There are roughly 45,000 Aussies living in Canada. Those that have emigrated to Canada say they love the lifestyle and the countryside. If you are thinking of moving from Australia to Canada, here are a few things to consider.
- Size comparison: Canada is approximately 1.3 times bigger than Australia and has 12 million more residents.
- Join expat groups: Meetup, Internations and Facebook offer ways of meeting up with other Australians in Canada.
15. Moving to the Canada from the United States
There are well over a million Americans living in Canada . If you’re considering joining them and here are a few things to consider.
- Size: Canada is a mere 1.6% larger than the US but the US’s population is almost ten times bigger.
- Expat groups: Meeting up with fellow Americans helps the moving process. Link up through sites such as Internations and Meetup.
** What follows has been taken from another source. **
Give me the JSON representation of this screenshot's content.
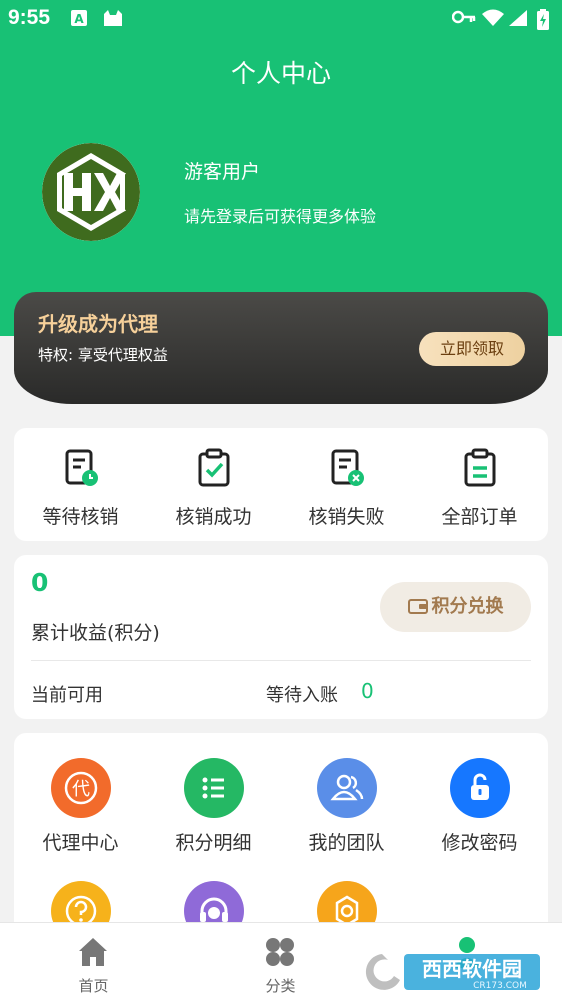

16. Moving to Canada from the United Kingdom
Historically, Canada has always attracted people from the UK. Currently there are approximately 650,000 Brits living the UK which equates to around 1% of its population, so if you’re considering joining them, here are a few bonus tips:
- Size: The UK would fit into Canada forty times and still have a little bit of Canada left over. That said, Canada has a population of just over 38 million and the UK’s population is almost 30 million higher.
- Expat groups: If you want to get together with others from the UK who are enjoy everything Canada has to offer, then go to Internations, and Meetup.
Read our full guide on Moving To Canada From The UK.
Hopefully, the tips and costs above are helpful. If want to get started pricing out how much it will cost you to move to Canada you can start by comparing moving quotes here.